Fiery speaker, governor of Virginia, US representative, father of 17 children, devout follower of Jesus Christ, and Father of the Bill of Rights, Patrick Henry stirred up the hearts of Virginians with his famous "Give Me Liberty or Give Me Death" speech.
Patrick was a delegate to the First Continental Congress and the Second Continental Congress, but he opposed the Constitution because he felt that it would create a huge monstrosity that would trample on state and individual rights. He penned many of the Anti-Federalist Papers, letters to newspaper editors, that warned of the dangers to come. Once the Constitution was ratified, he championed the Bill of Rights, or first ten amendments to the Constitution that protect individual and states' rights.
Henry served as a US Representative and as governor of Virginia for five terms. Offered positions in both President Washington's and President Adams' cabinet, he declined for health reasons.
His famous "Give Me Liberty or Give Me Death" speech is filled with quotes from the Old and New Testament. He read his Bible for hours at a time and urged Americans to flee from the deism and atheism. He loved America and gave his life to her service.
The teen years are an amazing adventure that can be filled with joyful exuberance one minute and angst the next.
So much is going on in the heart, mind, and life of a teen.
While there can be challenging moments, parenting teens is awesome! We can enjoy a deep friendship with our beloved sons and daughters while we pass the baton of faith to the next generation.
Let’s explore the teen years so we can understand and enjoy our teenagers.
A Time of Fluctuating Emotions
There are so many ways to teach high school courses in your home school.
We have had a blast learning about all kinds of things in all kinds of ways. My teens have learned independently and learned in group settings. We love both options!
The sky is the limit when it comes to options. If I forgot something, please add it to the comments below.
Okay, are you ready? Here are some great options to teach high school courses to your teenager.
Mom or Dad-Designed Classes Taught by Mom or Dad
Hope in Jesus will never, ever disappoint.
He is faithful and unfailing.
Before I was saved, I placed my hope in so many different things, like physical appearance, attention from people, the way I acted, my dreams, my wants, etc. I was left broken and depressed each time, because, all those things failed me.
When I started following Jesus, I got new dreams and desires that weren't necessarily wrong or sinful, but it was (and has been) so easy to place my hope in those things.
And even though the desires weren't really wrong, when I placed my hope in them, I would end up feeling in despair and sadness, even brokenhearted at times.

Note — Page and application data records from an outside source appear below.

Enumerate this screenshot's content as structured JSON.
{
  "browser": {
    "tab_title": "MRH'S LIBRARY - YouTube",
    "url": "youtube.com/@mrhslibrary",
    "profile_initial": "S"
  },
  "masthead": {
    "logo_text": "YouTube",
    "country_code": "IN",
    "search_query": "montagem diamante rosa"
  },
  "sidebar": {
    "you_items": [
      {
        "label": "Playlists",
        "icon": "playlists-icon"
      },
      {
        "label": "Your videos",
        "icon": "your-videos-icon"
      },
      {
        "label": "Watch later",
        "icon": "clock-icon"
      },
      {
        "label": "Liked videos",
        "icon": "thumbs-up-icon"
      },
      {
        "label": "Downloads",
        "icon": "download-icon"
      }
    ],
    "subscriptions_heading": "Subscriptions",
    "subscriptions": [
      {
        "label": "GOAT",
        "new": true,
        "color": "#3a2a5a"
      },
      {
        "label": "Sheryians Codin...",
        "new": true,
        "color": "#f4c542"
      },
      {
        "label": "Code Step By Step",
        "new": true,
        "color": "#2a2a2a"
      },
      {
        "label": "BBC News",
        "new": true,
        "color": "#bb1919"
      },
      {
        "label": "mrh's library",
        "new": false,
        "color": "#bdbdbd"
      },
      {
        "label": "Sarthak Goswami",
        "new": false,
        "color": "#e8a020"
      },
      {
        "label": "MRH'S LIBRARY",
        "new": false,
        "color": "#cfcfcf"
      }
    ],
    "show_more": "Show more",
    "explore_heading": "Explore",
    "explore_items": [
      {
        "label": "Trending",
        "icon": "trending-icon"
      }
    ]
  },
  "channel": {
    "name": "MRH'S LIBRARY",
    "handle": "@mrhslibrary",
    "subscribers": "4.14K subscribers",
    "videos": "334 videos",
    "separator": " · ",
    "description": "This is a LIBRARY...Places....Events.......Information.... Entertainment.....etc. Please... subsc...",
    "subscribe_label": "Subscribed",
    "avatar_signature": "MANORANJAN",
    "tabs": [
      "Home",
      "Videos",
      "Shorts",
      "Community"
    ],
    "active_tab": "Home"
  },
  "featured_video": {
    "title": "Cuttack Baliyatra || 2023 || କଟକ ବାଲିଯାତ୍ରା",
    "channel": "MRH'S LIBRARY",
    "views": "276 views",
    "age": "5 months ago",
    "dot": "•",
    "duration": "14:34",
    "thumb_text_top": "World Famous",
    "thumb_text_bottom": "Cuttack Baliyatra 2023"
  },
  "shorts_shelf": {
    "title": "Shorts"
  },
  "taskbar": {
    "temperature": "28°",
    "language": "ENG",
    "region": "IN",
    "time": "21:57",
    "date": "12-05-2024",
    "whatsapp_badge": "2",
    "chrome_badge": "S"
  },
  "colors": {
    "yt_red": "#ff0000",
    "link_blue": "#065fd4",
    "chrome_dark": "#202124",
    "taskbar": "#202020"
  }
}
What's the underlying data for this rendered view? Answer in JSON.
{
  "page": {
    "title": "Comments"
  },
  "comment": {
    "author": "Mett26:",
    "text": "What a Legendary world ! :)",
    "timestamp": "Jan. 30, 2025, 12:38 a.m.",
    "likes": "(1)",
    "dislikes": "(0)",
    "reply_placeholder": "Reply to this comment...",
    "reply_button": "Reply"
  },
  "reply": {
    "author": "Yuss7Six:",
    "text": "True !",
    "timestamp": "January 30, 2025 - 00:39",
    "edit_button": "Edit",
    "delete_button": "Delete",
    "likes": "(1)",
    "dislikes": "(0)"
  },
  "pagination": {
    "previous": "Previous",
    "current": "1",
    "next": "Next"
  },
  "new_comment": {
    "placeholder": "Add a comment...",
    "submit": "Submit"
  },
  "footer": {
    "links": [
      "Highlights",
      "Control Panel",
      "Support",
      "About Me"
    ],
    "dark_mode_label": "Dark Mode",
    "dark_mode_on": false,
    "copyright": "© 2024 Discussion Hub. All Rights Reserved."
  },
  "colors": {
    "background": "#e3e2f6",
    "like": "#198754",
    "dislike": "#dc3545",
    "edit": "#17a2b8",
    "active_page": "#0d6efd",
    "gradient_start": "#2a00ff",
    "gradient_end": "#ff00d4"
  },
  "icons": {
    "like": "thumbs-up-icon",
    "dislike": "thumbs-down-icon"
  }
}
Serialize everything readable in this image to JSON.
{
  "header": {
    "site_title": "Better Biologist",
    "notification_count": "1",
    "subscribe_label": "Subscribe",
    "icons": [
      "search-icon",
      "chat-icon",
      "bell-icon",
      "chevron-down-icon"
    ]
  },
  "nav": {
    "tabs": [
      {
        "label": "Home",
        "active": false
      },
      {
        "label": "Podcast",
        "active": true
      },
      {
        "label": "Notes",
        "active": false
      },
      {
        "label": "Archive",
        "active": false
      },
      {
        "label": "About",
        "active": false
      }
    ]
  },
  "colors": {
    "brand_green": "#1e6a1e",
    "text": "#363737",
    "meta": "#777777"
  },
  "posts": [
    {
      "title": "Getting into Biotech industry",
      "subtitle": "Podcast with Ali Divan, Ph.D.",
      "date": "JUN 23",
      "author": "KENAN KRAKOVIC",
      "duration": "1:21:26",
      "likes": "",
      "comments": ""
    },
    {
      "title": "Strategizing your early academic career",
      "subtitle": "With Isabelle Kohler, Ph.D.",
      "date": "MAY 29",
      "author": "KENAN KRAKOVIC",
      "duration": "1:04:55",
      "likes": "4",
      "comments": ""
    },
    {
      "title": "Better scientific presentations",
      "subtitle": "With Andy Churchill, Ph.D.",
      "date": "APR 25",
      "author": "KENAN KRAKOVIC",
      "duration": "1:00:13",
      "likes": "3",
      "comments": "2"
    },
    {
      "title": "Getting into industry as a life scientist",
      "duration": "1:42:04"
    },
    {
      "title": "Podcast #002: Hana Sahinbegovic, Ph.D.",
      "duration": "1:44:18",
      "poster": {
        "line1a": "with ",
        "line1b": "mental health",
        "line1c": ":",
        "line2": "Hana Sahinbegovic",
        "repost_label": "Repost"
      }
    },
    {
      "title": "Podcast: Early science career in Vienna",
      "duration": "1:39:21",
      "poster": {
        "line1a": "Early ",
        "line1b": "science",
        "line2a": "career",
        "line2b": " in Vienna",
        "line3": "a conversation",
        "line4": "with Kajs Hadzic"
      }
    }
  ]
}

When we place our hope in anything but Jesus, even good things, we will always end up disappointed because JESUS is the only hope that will endure and meet all our needs. He IS all that we need. He is all that will satisfy.
"And now, Lord, for what do I wait? My hope is in You." -Psalm 39:7
What in the world are we waiting for if our everything is found in Jesus?
Place your hope in Him, because He will never, EVER disappoint.
Curriculum can have a big impact on how well you and your children enjoy homeschooling and how easy it is to learn.
Curriculum can also be a big investment financially. Here are some steps to making that important decision of picking out the best curriculum for your family.
Step #1: Pray
God created you and your children. He knows what materials would work well with your family. Do not leave out prayer when making curriculum decisions. Ask God to guide your to the right curriculum choices and to speak wisdom through other people.
I set aside a day at the end of each school year. I evaluate the previous year.
We spend lots of time praying for our children and the upcoming year. We ask God for discernment and wisdom before beginning to plan the year ahead.
Step #2: Assess Self & Children (Teacher & Students)